[Excerpts from an interface dataset]
______

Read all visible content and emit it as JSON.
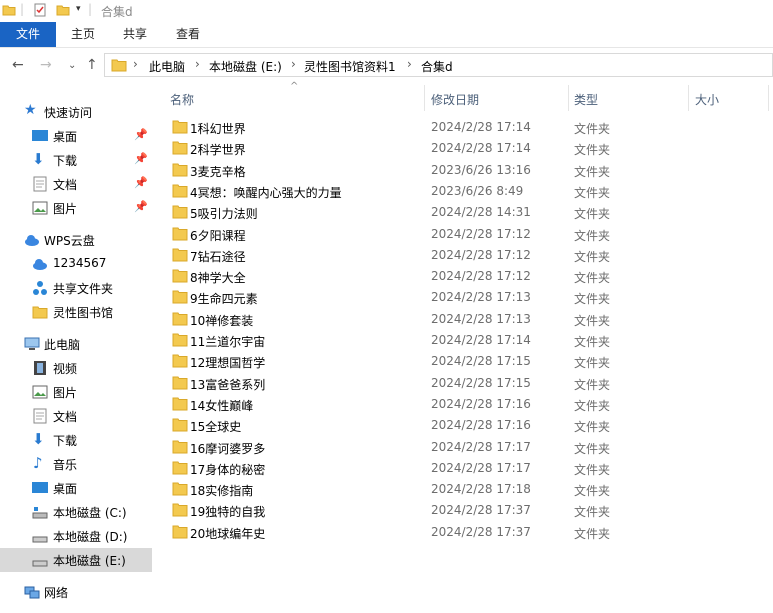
{
  "window": {
    "title": "合集d"
  },
  "ribbon": {
    "tabs": [
      "文件",
      "主页",
      "共享",
      "查看"
    ]
  },
  "address": {
    "crumbs": [
      "此电脑",
      "本地磁盘 (E:)",
      "灵性图书馆资料1",
      "合集d"
    ]
  },
  "columns": {
    "name": "名称",
    "date": "修改日期",
    "type": "类型",
    "size": "大小"
  },
  "sidebar": {
    "quick_access": "快速访问",
    "quick_items": [
      "桌面",
      "下载",
      "文档",
      "图片"
    ],
    "wps": "WPS云盘",
    "wps_items": [
      "1234567",
      "共享文件夹",
      "灵性图书馆"
    ],
    "this_pc": "此电脑",
    "pc_items": [
      "视频",
      "图片",
      "文档",
      "下载",
      "音乐",
      "桌面",
      "本地磁盘 (C:)",
      "本地磁盘 (D:)",
      "本地磁盘 (E:)"
    ],
    "network": "网络"
  },
  "files": [
    {
      "name": "1科幻世界",
      "date": "2024/2/28 17:14",
      "type": "文件夹"
    },
    {
      "name": "2科学世界",
      "date": "2024/2/28 17:14",
      "type": "文件夹"
    },
    {
      "name": "3麦克辛格",
      "date": "2023/6/26 13:16",
      "type": "文件夹"
    },
    {
      "name": "4冥想：唤醒内心强大的力量",
      "date": "2023/6/26 8:49",
      "type": "文件夹"
    },
    {
      "name": "5吸引力法则",
      "date": "2024/2/28 14:31",
      "type": "文件夹"
    },
    {
      "name": "6夕阳课程",
      "date": "2024/2/28 17:12",
      "type": "文件夹"
    },
    {
      "name": "7钻石途径",
      "date": "2024/2/28 17:12",
      "type": "文件夹"
    },
    {
      "name": "8神学大全",
      "date": "2024/2/28 17:12",
      "type": "文件夹"
    },
    {
      "name": "9生命四元素",
      "date": "2024/2/28 17:13",
      "type": "文件夹"
    },
    {
      "name": "10禅修套装",
      "date": "2024/2/28 17:13",
      "type": "文件夹"
    },
    {
      "name": "11兰道尔宇宙",
      "date": "2024/2/28 17:14",
      "type": "文件夹"
    },
    {
      "name": "12理想国哲学",
      "date": "2024/2/28 17:15",
      "type": "文件夹"
    },
    {
      "name": "13富爸爸系列",
      "date": "2024/2/28 17:15",
      "type": "文件夹"
    },
    {
      "name": "14女性巅峰",
      "date": "2024/2/28 17:16",
      "type": "文件夹"
    },
    {
      "name": "15全球史",
      "date": "2024/2/28 17:16",
      "type": "文件夹"
    },
    {
      "name": "16摩诃婆罗多",
      "date": "2024/2/28 17:17",
      "type": "文件夹"
    },
    {
      "name": "17身体的秘密",
      "date": "2024/2/28 17:17",
      "type": "文件夹"
    },
    {
      "name": "18实修指南",
      "date": "2024/2/28 17:18",
      "type": "文件夹"
    },
    {
      "name": "19独特的自我",
      "date": "2024/2/28 17:37",
      "type": "文件夹"
    },
    {
      "name": "20地球编年史",
      "date": "2024/2/28 17:37",
      "type": "文件夹"
    }
  ]
}
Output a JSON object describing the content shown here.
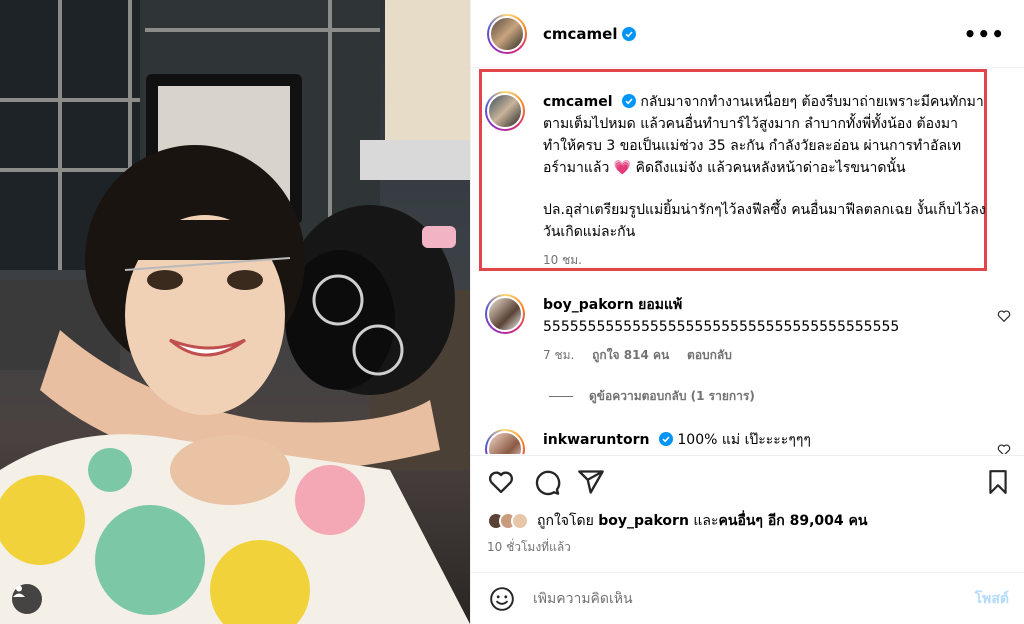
{
  "post": {
    "username": "cmcamel",
    "more_icon": "more-horizontal-icon"
  },
  "caption": {
    "username": "cmcamel",
    "text": "กลับมาจากทำงานเหนื่อยๆ ต้องรีบมาถ่ายเพราะมีคนทักมา\nตามเต็มไปหมด แล้วคนอื่นทำบาร์ไว้สูงมาก ลำบากทั้งพี่ทั้งน้อง ต้องมา\nทำให้ครบ 3 ขอเป็นแม่ช่วง 35 ละกัน กำลังวัยละอ่อน ผ่านการทำอัลเท\nอร์ามาแล้ว 💗 คิดถึงแม่จัง แล้วคนหลังหน้าด่าอะไรขนาดนั้น",
    "text2": "ปล.อุส่าเตรียมรูปแม่ยิ้มน่ารักๆไว้ลงฟีลซึ้ง คนอื่นมาฟีลตลกเฉย งั้นเก็บไว้ลง\nวันเกิดแม่ละกัน",
    "time": "10 ชม."
  },
  "comments": [
    {
      "username": "boy_pakorn",
      "lead": "ยอมแพ้",
      "text": "5555555555555555555555555555555555555555",
      "time": "7 ชม.",
      "likes": "ถูกใจ 814 คน",
      "reply": "ตอบกลับ",
      "view_replies": "ดูข้อความตอบกลับ (1 รายการ)"
    },
    {
      "username": "inkwaruntorn",
      "text": "100% แม่ เป๊ะะะะๆๆๆ"
    }
  ],
  "likes": {
    "prefix": "ถูกใจโดย",
    "user": "boy_pakorn",
    "middle": "และ",
    "others": "คนอื่นๆ อีก 89,004 คน"
  },
  "time_ago": "10 ชั่วโมงที่แล้ว",
  "add_comment": {
    "placeholder": "เพิ่มความคิดเห็น",
    "post_label": "โพสต์"
  },
  "colors": {
    "highlight_border": "#e0454c",
    "verified_blue": "#0095f6",
    "post_button_disabled": "#b3dbff",
    "secondary_text": "#737373"
  }
}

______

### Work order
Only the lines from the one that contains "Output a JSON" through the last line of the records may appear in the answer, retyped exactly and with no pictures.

### Task response
Output a JSON object describing the content shown here.
{
  "post": {
    "username": "cmcamel",
    "more_icon": "more-horizontal-icon"
  },
  "caption": {
    "username": "cmcamel",
    "text": "กลับมาจากทำงานเหนื่อยๆ ต้องรีบมาถ่ายเพราะมีคนทักมา\nตามเต็มไปหมด แล้วคนอื่นทำบาร์ไว้สูงมาก ลำบากทั้งพี่ทั้งน้อง ต้องมา\nทำให้ครบ 3 ขอเป็นแม่ช่วง 35 ละกัน กำลังวัยละอ่อน ผ่านการทำอัลเท\nอร์ามาแล้ว 💗 คิดถึงแม่จัง แล้วคนหลังหน้าด่าอะไรขนาดนั้น",
    "text2": "ปล.อุส่าเตรียมรูปแม่ยิ้มน่ารักๆไว้ลงฟีลซึ้ง คนอื่นมาฟีลตลกเฉย งั้นเก็บไว้ลง\nวันเกิดแม่ละกัน",
    "time": "10 ชม."
  },
  "comments": [
    {
      "username": "boy_pakorn",
      "lead": "ยอมแพ้",
      "text": "5555555555555555555555555555555555555555",
      "time": "7 ชม.",
      "likes": "ถูกใจ 814 คน",
      "reply": "ตอบกลับ",
      "view_replies": "ดูข้อความตอบกลับ (1 รายการ)"
    },
    {
      "username": "inkwaruntorn",
      "text": "100% แม่ เป๊ะะะะๆๆๆ"
    }
  ],
  "likes": {
    "prefix": "ถูกใจโดย",
    "user": "boy_pakorn",
    "middle": "และ",
    "others": "คนอื่นๆ อีก 89,004 คน"
  },
  "time_ago": "10 ชั่วโมงที่แล้ว",
  "add_comment": {
    "placeholder": "เพิ่มความคิดเห็น",
    "post_label": "โพสต์"
  },
  "colors": {
    "highlight_border": "#e0454c",
    "verified_blue": "#0095f6",
    "post_button_disabled": "#b3dbff",
    "secondary_text": "#737373"
  }
}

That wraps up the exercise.